As Diamond adds, the timing for such an exhibition and book is amazing. Food and fashion have never been more closely linked as they are today. With recent trends like food print clothing and the Grocery Girl aesthetic, to the Girl Dinner, and Tomato Girl Summer, the connections between food and fashion and personal expression and the decisions behind them are illustrated all over social media. And while the imagery boldly and visually takes over places like Instagram and Tiktok, it also creates virtual conversations that speaks simultaneously about the joy surrounding creative intersections, as well as the intensity around topics like gender, inequality, religion, body positivity, and the environment.
“The exhibition is organized thematically,” Way says. “Starting at the beginning of the
day with breakfast in the fashion kitchen.” Complete with an ornate SMEG refrigerator and toaster, the kitchen beckons back to the 50s with a nod to iconic diners and dressed-to-the-nines housewives. Visitors then move to the market, a fast food lunch, and even catch a glimpse at Moschino’s McDonald’s line of 2014 or food prints, like the Pasta Puffer by Rachel Antonoff.

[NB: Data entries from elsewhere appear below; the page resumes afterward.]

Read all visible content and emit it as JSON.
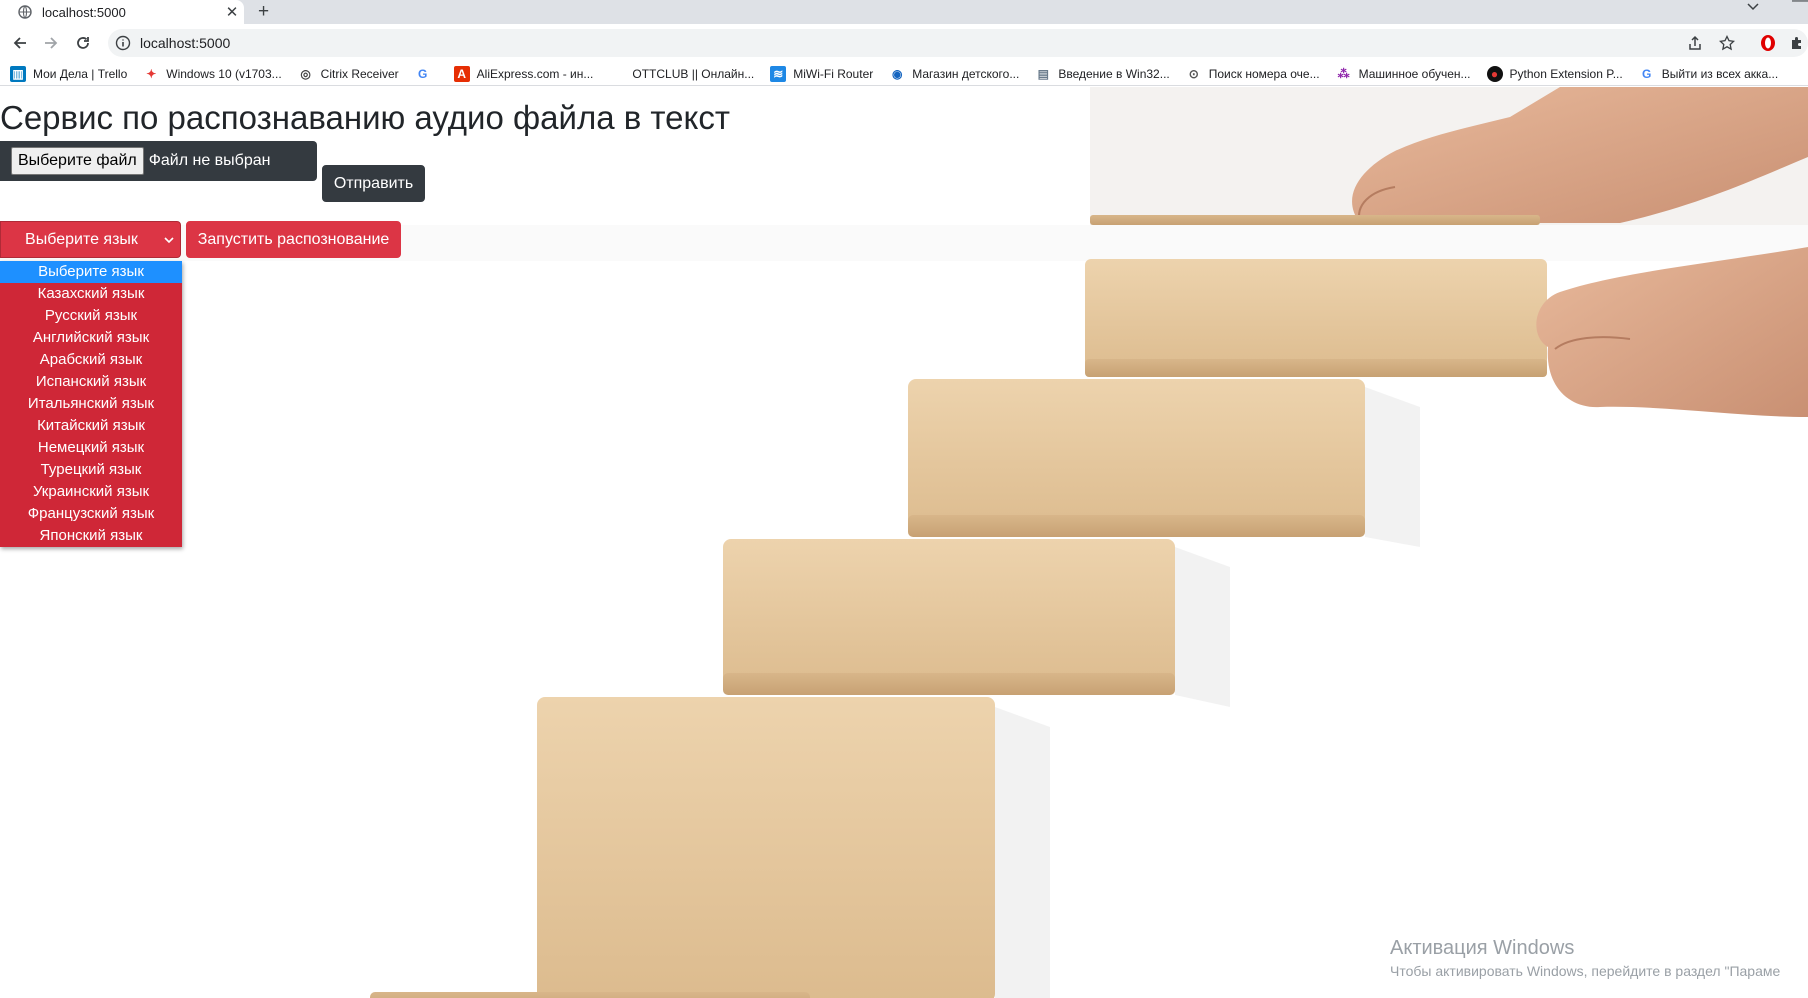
{
  "browser": {
    "tab_title": "localhost:5000",
    "url": "localhost:5000",
    "bookmarks": [
      {
        "label": "Мои Дела | Trello",
        "icon": "trello-icon",
        "color": "#0079bf"
      },
      {
        "label": "Windows 10 (v1703...",
        "icon": "colorful-bird-icon",
        "color": "#e53935"
      },
      {
        "label": "Citrix Receiver",
        "icon": "citrix-icon",
        "color": "#444444"
      },
      {
        "label": "",
        "icon": "google-icon",
        "color": "#4285f4"
      },
      {
        "label": "AliExpress.com - ин...",
        "icon": "aliexpress-icon",
        "color": "#e62e04"
      },
      {
        "label": "OTTCLUB || Онлайн...",
        "icon": "ottclub-icon",
        "color": "#ffffff"
      },
      {
        "label": "MiWi-Fi Router",
        "icon": "wifi-icon",
        "color": "#1e88e5"
      },
      {
        "label": "Магазин детского...",
        "icon": "shop-globe-icon",
        "color": "#1565c0"
      },
      {
        "label": "Введение в Win32...",
        "icon": "document-icon",
        "color": "#6a7b8c"
      },
      {
        "label": "Поиск номера оче...",
        "icon": "search-number-icon",
        "color": "#555555"
      },
      {
        "label": "Машинное обучен...",
        "icon": "molecule-icon",
        "color": "#8e24aa"
      },
      {
        "label": "Python Extension P...",
        "icon": "python-ext-icon",
        "color": "#b71c1c"
      },
      {
        "label": "Выйти из всех акка...",
        "icon": "google-icon",
        "color": "#4285f4"
      }
    ]
  },
  "page": {
    "title": "Сервис по распознаванию аудио файла в текст",
    "file_button": "Выберите файл",
    "file_status": "Файл не выбран",
    "submit_button": "Отправить",
    "language_select": "Выберите язык",
    "start_button": "Запустить распознование",
    "language_options": [
      "Выберите язык",
      "Казахский язык",
      "Русский язык",
      "Английский язык",
      "Арабский язык",
      "Испанский язык",
      "Итальянский язык",
      "Китайский язык",
      "Немецкий язык",
      "Турецкий язык",
      "Украинский язык",
      "Французский язык",
      "Японский язык"
    ],
    "selected_option_index": 0
  },
  "watermark": {
    "title": "Активация Windows",
    "subtitle": "Чтобы активировать Windows, перейдите в раздел \"Параме"
  },
  "colors": {
    "danger": "#dc3545",
    "dark": "#343a40",
    "highlight": "#1e90ff"
  }
}
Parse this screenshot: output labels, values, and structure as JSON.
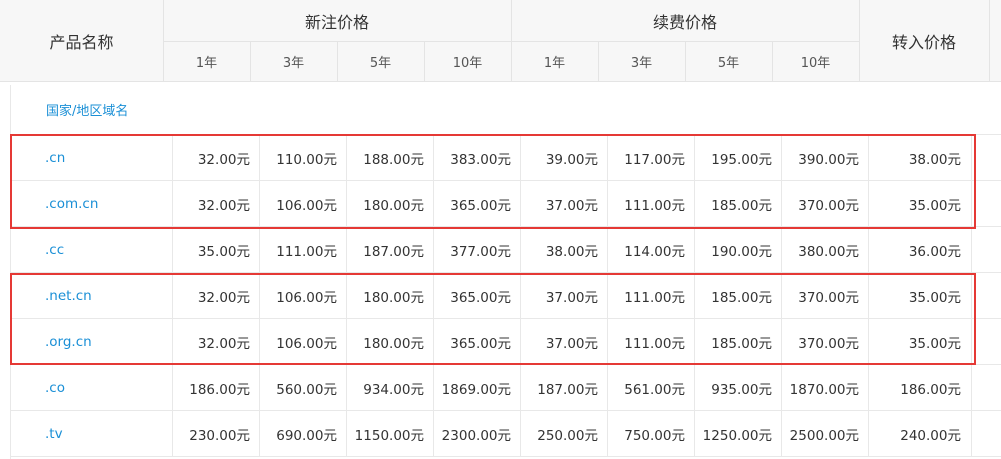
{
  "header": {
    "product_name": "产品名称",
    "new_price": "新注价格",
    "renew_price": "续费价格",
    "transfer_price": "转入价格",
    "new_years": [
      "1年",
      "3年",
      "5年",
      "10年"
    ],
    "renew_years": [
      "1年",
      "3年",
      "5年",
      "10年"
    ]
  },
  "region_label": "国家/地区域名",
  "rows": [
    {
      "name": ".cn",
      "new": [
        "32.00元",
        "110.00元",
        "188.00元",
        "383.00元"
      ],
      "renew": [
        "39.00元",
        "117.00元",
        "195.00元",
        "390.00元"
      ],
      "transfer": "38.00元"
    },
    {
      "name": ".com.cn",
      "new": [
        "32.00元",
        "106.00元",
        "180.00元",
        "365.00元"
      ],
      "renew": [
        "37.00元",
        "111.00元",
        "185.00元",
        "370.00元"
      ],
      "transfer": "35.00元"
    },
    {
      "name": ".cc",
      "new": [
        "35.00元",
        "111.00元",
        "187.00元",
        "377.00元"
      ],
      "renew": [
        "38.00元",
        "114.00元",
        "190.00元",
        "380.00元"
      ],
      "transfer": "36.00元"
    },
    {
      "name": ".net.cn",
      "new": [
        "32.00元",
        "106.00元",
        "180.00元",
        "365.00元"
      ],
      "renew": [
        "37.00元",
        "111.00元",
        "185.00元",
        "370.00元"
      ],
      "transfer": "35.00元"
    },
    {
      "name": ".org.cn",
      "new": [
        "32.00元",
        "106.00元",
        "180.00元",
        "365.00元"
      ],
      "renew": [
        "37.00元",
        "111.00元",
        "185.00元",
        "370.00元"
      ],
      "transfer": "35.00元"
    },
    {
      "name": ".co",
      "new": [
        "186.00元",
        "560.00元",
        "934.00元",
        "1869.00元"
      ],
      "renew": [
        "187.00元",
        "561.00元",
        "935.00元",
        "1870.00元"
      ],
      "transfer": "186.00元"
    },
    {
      "name": ".tv",
      "new": [
        "230.00元",
        "690.00元",
        "1150.00元",
        "2300.00元"
      ],
      "renew": [
        "250.00元",
        "750.00元",
        "1250.00元",
        "2500.00元"
      ],
      "transfer": "240.00元"
    }
  ],
  "colors": {
    "link": "#1a8fd6",
    "highlight": "#e53935",
    "header_bg": "#f7f7f7"
  }
}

You then segue into the sweets shoppe and a high-end restaurant for dinner, all carried along by fashions created by designers around the globe. Throughout the book and exhibition, viewers get a two-fold experience where the fun and whimsical side of fashion catches the eye, then you soon notice, as Way explains, “the many metaphorical ways where fashion ‘gloms onto the food world to talk about trends, consumerism, or consumption. One of the final legs of the exhibition addresses sustainability, the environment with many items actually repurposed from food to clothing.
Food is so much about identity. Whether you openly carry a purse in the shape of a baguette or wear clothing made from milk or old water bottles, we are often walking billboards that display the way we think, vote, act, and eat. If we are going to open the door to conversations around big subjects and seep into the collective consciousness, we may as well have fun and be fashionable while doing it. Perhaps just give us a few days, however, because Thanksgiving and the days surrounding it, just might be our least fashionable time of year.